Report every line below that has the string "icon" in it.

Data supplied:
»»
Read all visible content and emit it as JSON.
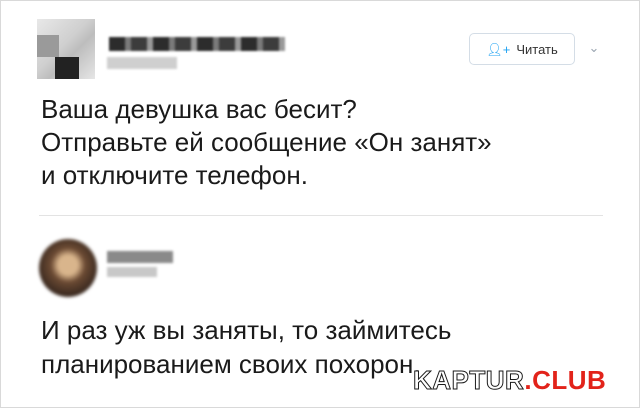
{
  "tweet1": {
    "follow_label": "Читать",
    "follow_icon": "person-plus-icon",
    "menu_icon": "chevron-down-icon",
    "lines": [
      "Ваша девушка вас бесит?",
      "Отправьте ей сообщение «Он занят»",
      "и отключите телефон."
    ]
  },
  "tweet2": {
    "lines": [
      "И раз уж вы заняты, то займитесь",
      "планированием своих похорон."
    ]
  },
  "watermark": {
    "part1": "KAPTUR",
    "part2": ".CLUB",
    "accent_color": "#e2231a"
  },
  "colors": {
    "link_blue": "#1da1f2",
    "text": "#1a1a1a",
    "divider": "#e3e3e3"
  }
}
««
Finished task:
    "follow_icon": "person-plus-icon",
    "menu_icon": "chevron-down-icon",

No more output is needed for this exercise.